  44. Eric Chien, Peter Szor, 2002. Blended Attacks: Exploits, Vulnerabilities and Buffer-Overflow Techniques in Computer Viruses. Virus Bulletin Conference Sep. 2002, New Orleans, USA, 1-35.
  45. Ryan Roemer, Erik Buchanan, Hovav Shacham and Stefan Savage, 2009. Return-Oriented Programming: Systems, Languages, and Applications. In review.
  46. Ralf Hund, Thorsten Holz, Felix C. Freiling, 2009. Return-Oriented Rootkits: Bypassing Kernel Code Integrity Protection Mechanisms. Proc. USENIX Security Symposium, 2009.
  47. Dan Tsafrir, Tomer Hertz, David Wagner, Dilma Da Silva, 2008. Portably Solving File TOCTTOU Races with Hardness Amplification. FAST, pp. 189-206.

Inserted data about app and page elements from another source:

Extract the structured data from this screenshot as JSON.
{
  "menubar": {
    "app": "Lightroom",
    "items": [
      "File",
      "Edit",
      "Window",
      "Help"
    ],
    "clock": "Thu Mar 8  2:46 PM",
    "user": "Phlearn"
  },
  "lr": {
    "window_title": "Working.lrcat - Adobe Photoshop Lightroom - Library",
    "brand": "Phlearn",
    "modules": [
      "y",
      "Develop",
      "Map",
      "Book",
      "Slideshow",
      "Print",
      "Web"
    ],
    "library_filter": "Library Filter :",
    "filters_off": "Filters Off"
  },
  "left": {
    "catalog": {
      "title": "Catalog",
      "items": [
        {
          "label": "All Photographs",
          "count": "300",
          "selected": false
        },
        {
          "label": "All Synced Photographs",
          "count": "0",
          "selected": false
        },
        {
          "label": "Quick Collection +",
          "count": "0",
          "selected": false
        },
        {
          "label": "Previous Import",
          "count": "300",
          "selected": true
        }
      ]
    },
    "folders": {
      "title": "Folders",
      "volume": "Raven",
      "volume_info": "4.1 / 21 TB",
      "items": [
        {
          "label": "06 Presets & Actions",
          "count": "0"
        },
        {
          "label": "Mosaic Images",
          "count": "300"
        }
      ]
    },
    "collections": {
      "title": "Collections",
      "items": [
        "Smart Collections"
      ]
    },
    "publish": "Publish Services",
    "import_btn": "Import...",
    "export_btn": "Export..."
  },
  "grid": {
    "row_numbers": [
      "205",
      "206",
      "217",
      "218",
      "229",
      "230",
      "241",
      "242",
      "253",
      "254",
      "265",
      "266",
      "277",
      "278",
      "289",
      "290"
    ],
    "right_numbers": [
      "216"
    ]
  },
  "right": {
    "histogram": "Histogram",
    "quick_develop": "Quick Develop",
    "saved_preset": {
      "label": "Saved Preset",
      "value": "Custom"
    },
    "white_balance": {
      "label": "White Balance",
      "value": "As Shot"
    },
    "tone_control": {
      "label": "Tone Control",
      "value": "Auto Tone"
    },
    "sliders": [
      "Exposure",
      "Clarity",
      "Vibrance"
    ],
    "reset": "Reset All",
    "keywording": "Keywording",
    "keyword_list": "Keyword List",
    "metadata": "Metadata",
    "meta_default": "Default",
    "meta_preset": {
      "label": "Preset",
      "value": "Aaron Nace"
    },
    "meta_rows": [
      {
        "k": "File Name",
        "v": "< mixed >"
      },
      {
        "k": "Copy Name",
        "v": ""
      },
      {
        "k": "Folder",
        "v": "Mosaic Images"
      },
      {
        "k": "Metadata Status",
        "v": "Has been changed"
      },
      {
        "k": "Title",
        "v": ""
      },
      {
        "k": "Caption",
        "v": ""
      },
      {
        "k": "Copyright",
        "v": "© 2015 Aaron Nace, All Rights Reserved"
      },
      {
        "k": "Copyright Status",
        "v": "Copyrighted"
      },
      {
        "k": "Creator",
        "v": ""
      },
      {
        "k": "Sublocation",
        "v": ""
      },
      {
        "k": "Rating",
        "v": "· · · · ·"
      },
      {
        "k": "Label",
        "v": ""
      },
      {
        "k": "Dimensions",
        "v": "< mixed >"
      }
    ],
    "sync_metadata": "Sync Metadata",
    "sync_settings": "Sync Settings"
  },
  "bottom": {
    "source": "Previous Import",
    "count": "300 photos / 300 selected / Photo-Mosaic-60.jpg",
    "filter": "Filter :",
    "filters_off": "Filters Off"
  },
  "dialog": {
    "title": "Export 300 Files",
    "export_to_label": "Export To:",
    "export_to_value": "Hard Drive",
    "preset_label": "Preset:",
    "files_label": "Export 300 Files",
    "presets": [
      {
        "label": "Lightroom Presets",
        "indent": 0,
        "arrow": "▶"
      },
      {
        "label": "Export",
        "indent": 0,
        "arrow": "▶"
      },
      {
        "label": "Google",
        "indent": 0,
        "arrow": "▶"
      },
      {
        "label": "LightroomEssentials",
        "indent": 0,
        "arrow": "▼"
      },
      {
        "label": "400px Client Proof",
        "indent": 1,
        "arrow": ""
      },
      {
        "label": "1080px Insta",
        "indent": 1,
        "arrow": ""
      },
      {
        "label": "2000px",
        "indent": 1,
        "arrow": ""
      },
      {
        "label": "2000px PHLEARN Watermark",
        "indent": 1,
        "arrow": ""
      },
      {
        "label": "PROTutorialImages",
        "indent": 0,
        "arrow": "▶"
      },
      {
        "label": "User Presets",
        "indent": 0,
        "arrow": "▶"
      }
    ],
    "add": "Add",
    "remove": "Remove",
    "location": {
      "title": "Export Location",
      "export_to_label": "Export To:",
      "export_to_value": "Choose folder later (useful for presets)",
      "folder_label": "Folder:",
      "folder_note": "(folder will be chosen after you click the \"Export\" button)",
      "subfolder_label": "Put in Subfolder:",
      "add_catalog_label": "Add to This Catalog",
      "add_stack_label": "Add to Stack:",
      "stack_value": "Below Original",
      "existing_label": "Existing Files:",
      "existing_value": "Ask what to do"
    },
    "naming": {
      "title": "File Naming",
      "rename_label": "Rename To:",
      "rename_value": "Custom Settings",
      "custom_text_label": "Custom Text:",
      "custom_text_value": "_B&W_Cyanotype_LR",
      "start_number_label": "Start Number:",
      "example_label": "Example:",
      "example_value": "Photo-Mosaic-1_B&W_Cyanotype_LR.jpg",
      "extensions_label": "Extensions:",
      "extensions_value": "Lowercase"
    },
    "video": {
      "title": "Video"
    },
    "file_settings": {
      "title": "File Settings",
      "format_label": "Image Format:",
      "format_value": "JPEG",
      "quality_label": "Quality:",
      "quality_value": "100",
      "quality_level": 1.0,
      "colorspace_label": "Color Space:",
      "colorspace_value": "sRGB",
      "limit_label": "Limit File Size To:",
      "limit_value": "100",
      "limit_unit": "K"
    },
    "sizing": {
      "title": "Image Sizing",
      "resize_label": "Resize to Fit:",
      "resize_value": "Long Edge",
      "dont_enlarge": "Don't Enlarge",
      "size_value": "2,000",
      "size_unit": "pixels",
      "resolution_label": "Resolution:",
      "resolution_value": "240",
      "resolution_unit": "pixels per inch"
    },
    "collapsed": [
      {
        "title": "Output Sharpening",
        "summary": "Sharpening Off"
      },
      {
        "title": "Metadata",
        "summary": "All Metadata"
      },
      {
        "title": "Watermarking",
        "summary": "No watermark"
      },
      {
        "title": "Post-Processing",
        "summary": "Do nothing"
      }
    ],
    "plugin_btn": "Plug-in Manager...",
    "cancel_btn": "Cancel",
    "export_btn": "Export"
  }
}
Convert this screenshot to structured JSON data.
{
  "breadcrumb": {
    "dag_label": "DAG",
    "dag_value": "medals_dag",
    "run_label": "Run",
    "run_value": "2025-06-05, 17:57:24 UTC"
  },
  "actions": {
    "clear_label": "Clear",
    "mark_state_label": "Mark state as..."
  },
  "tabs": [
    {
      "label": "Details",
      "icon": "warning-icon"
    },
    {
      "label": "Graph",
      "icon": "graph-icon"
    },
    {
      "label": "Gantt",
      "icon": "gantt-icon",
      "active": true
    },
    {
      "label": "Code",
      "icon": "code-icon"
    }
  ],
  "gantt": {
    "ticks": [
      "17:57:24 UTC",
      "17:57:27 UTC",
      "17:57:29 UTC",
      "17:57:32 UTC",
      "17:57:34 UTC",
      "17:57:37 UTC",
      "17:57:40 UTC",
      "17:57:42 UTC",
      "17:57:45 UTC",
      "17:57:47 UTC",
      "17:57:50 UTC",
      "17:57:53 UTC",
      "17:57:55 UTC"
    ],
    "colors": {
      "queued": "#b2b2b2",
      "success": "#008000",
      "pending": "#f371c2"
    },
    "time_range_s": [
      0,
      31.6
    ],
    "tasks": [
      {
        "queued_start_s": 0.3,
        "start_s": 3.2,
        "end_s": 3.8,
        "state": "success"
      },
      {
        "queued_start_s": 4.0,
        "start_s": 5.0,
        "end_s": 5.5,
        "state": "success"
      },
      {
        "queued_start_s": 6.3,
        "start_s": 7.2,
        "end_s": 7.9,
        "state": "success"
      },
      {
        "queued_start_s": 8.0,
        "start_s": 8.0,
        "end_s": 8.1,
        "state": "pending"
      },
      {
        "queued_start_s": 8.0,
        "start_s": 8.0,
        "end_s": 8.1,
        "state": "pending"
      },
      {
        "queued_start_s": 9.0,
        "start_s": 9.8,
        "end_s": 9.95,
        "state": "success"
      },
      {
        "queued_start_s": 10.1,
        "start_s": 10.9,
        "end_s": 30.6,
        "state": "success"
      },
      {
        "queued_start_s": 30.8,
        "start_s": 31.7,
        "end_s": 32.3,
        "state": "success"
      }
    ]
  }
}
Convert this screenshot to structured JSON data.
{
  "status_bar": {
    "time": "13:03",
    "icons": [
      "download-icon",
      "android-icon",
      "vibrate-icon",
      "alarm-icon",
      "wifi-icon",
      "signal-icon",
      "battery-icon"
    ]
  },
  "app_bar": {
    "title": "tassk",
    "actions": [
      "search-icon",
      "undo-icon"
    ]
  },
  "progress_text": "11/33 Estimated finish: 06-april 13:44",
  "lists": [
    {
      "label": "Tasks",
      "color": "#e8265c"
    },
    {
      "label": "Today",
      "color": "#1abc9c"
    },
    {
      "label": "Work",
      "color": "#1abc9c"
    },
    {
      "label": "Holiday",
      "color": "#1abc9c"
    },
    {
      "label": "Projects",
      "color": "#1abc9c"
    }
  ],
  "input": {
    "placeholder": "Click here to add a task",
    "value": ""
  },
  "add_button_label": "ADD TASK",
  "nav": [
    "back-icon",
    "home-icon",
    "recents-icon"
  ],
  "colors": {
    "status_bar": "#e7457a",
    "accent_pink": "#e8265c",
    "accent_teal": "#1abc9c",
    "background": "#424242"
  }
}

  48. Xiang Cai, Yuwei Gui, Rob Johnson, 2009. Exploiting Unix File-System Races via Algorithmic Complexity Attacks. IEEE S&P, Oakland, CA, pp.27-41.
  49. Bennet Yee, David Sehr, Gregory Dardyk, J. Bradley Chen, Robert Muth, Tavis Ormandy, Shiki Okasaka, Neha Narula, Nicholas Fullagar, 2010. Native Client: A Sandbox for Portable, Untrusted x86 Native Code. CACM Vol. 53, No. 1.
  50. Florencio, D. and Herley, C. 2007. A large-scale study of web password habits. In Proc. WWW, pp. 657-666.
  51. C. Herley, 2009. So Long, and No Thanks for the Externalities: the Rational Rejection of Security Advice by Users. NSPW
  52. Volker Roth and Kai Richter, 2006. How to fend off shoulder surfers. Journal of Banking and Finance, 30(6):1727-1751.